But before she reaches that conclusion, Plant uses weaving and the technology of the loom that served as a metaphor for the early computer and its punch cards as a way to connect her metaphors of woman and computers/software. She writes, “It seems that weaving is always already entangled with the question of female identity, and its mechanization an inevitable disruption of the scene in which woman appears as the weaver” (431). Perhaps is it in this mechanization that woman enters Plant’s computer metaphor, as a ghost in the machine?

After discussing some of the history of weaving and its metaphorical connections to women and early software, she notes, “Like woman, software systems are used as man’s tools, his media and his weapons; all are developed in the interests of man, but all are poised to betray him…” (432). How does this betrayal happen? Plant is unspecific about details here, but through a series of more and more abstract metaphors concerning veils, the womb, the matrix and the absence/presence of space behind the computer screen, Plant argues that it ultimately happens through woman’s capacity for mimicry. From Irigaray, Plant uses woman’s innate capacity for simulation (mostly as background, supporter, canvas for man), to liken her to the computer: “she is not [the] only performer: now that the digital comes on stream, the computer is cast in precisely the same light: it, too, is merely the imitation of nature, providing assistance and additional capacity for man…” (433).

Ultimately, woman and the machine “may aspire to be the same as man, but in every effort they become more complex than he has ever been” (436) and enter the matrix. This matrix, or cyberspace, “joins women on and as the interface between man and matter, identity and different, one and zero, the actual and the virtual…the veils are already cybernetic” (437).

Wednesday, November 08, 2006

bimber, part deux

I admit, when I joined a to-remain-nameless online political organization in 2004, I was motivated. And I was excited that finally—FINALLY! Politics was moving into the digital age. Howard Dean was out of the race by then, but he’d shown people the light. I responded to a few of the emails, wrote my congresswoman, etc. It was really cool to get emails letting me know about issues; it seemed more personal than headlines in newspapers, and since I’d signed myself up and could unsubscribe at any time, and since it involved no cheesy pictures of politicians with kids in front of schools, I found it far less offensive than the direct mail that litters my porch during election season.

After the 2004 election, they kept emailing me. I wasn’t sure what to do then; I’d signed up for a specific purpose, the time for that purpose had elapsed, and here they were, shifting gears.

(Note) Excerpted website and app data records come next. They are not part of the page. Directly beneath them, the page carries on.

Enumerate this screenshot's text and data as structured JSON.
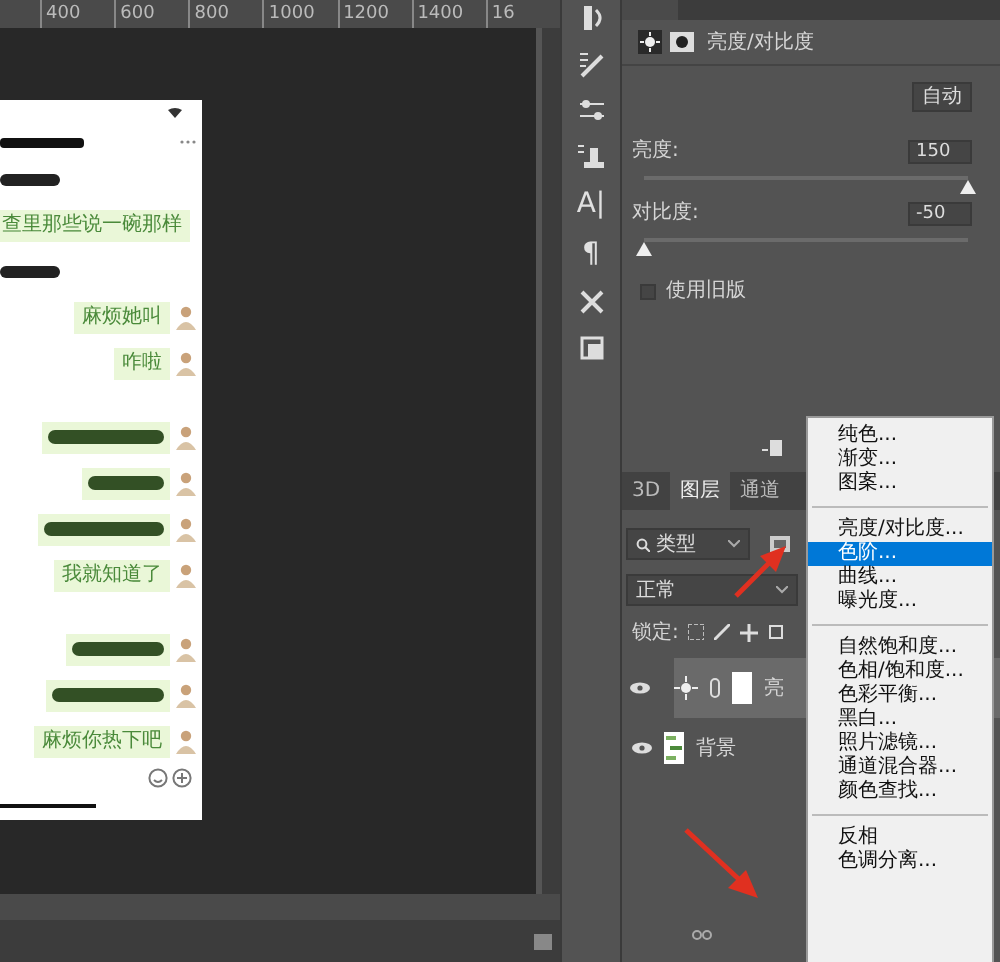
{
  "ruler": {
    "marks": [
      "400",
      "600",
      "800",
      "1000",
      "1200",
      "1400",
      "16"
    ]
  },
  "document": {
    "messages": [
      {
        "kind": "scribble"
      },
      {
        "kind": "text",
        "text": "查里那些说一碗那样"
      },
      {
        "kind": "scribble"
      },
      {
        "kind": "text",
        "text": "麻烦她叫"
      },
      {
        "kind": "text",
        "text": "咋啦"
      },
      {
        "kind": "gap"
      },
      {
        "kind": "redacted"
      },
      {
        "kind": "redacted"
      },
      {
        "kind": "redacted"
      },
      {
        "kind": "text",
        "text": "我就知道了"
      },
      {
        "kind": "gap"
      },
      {
        "kind": "redacted"
      },
      {
        "kind": "redacted"
      },
      {
        "kind": "text",
        "text": "麻烦你热下吧"
      }
    ]
  },
  "toolbar": [
    {
      "kind": "history"
    },
    {
      "kind": "brush"
    },
    {
      "kind": "sliders"
    },
    {
      "kind": "stamp"
    },
    {
      "kind": "glyph",
      "text": "A|"
    },
    {
      "kind": "glyph",
      "text": "¶"
    },
    {
      "kind": "tools"
    },
    {
      "kind": "layers"
    }
  ],
  "properties": {
    "title": "亮度/对比度",
    "auto_button": "自动",
    "sliders": [
      {
        "label": "亮度:",
        "value": "150",
        "level": 1
      },
      {
        "label": "对比度:",
        "value": "-50",
        "level": 0
      }
    ],
    "legacy": {
      "label": "使用旧版",
      "checked": false
    }
  },
  "layers_panel": {
    "tabs": [
      {
        "label": "3D",
        "selected": false
      },
      {
        "label": "图层",
        "selected": true
      },
      {
        "label": "通道",
        "selected": false
      }
    ],
    "filter": "类型",
    "blend_mode": "正常",
    "lock_label": "锁定:",
    "layers": [
      {
        "kind": "adjustment",
        "name": "亮",
        "visible": true,
        "selected": true
      },
      {
        "kind": "image",
        "name": "背景",
        "visible": true,
        "selected": false
      }
    ]
  },
  "menu": {
    "groups": [
      [
        {
          "label": "纯色...",
          "selected": false
        },
        {
          "label": "渐变...",
          "selected": false
        },
        {
          "label": "图案...",
          "selected": false
        }
      ],
      [
        {
          "label": "亮度/对比度...",
          "selected": false
        },
        {
          "label": "色阶...",
          "selected": true
        },
        {
          "label": "曲线...",
          "selected": false
        },
        {
          "label": "曝光度...",
          "selected": false
        }
      ],
      [
        {
          "label": "自然饱和度...",
          "selected": false
        },
        {
          "label": "色相/饱和度...",
          "selected": false
        },
        {
          "label": "色彩平衡...",
          "selected": false
        },
        {
          "label": "黑白...",
          "selected": false
        },
        {
          "label": "照片滤镜...",
          "selected": false
        },
        {
          "label": "通道混合器...",
          "selected": false
        },
        {
          "label": "颜色查找...",
          "selected": false
        }
      ],
      [
        {
          "label": "反相",
          "selected": false
        },
        {
          "label": "色调分离...",
          "selected": false
        }
      ]
    ]
  }
}
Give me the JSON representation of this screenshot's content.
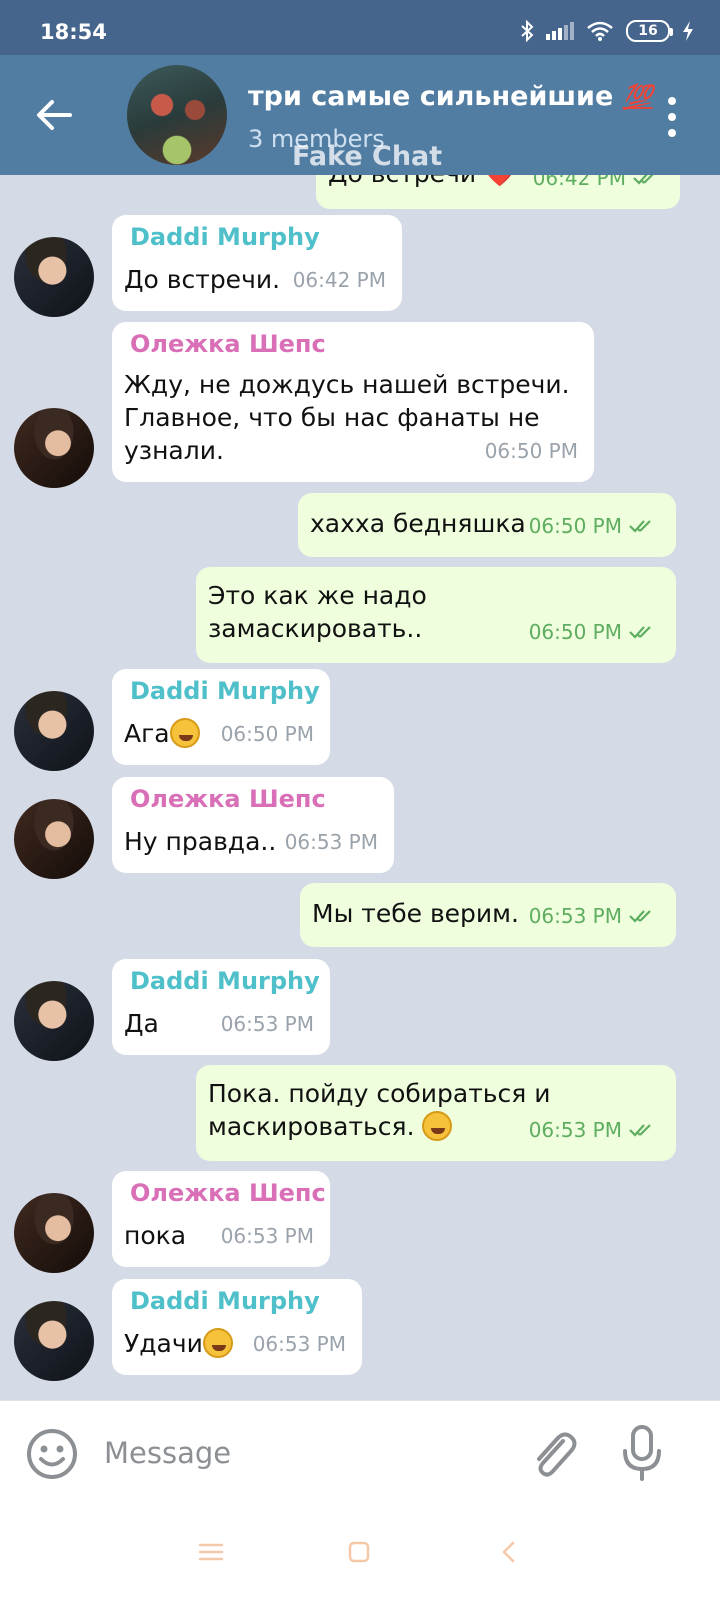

They were trying to mobilize a huge, motivated, self-subscribing list of citizens towards other, related projects—not all of which I agreed with. I still get their emails, but I rarely do anything more than glance at them. As Bimber notes in summarizing his case studies (p. 194), activist organizations have to be careful about the volume of mail that they send, or I’ll suffer from “activist fatigue.” I guess that’s where I am now. It’s no longer novel that I get emails targeting my issues.

But I still notice when a candidate spends the time to look polished in a technological arena. When I read the voting guide published in our local paper, I scoffed at candidates that didn’t provide emails or web addresses. And I visited some of the websites, even for candidates I didn’t plan to vote for, anyway. Perhaps it’s an ideological stance: if a candidate doesn’t pay enough attention to his constituency to provide them with a modern way of getting to know his views, I won’t pay enough attention to him. Get a website, politicians! Or better yet, an army of bloggers. It’s a commitment to teh FUTUR3!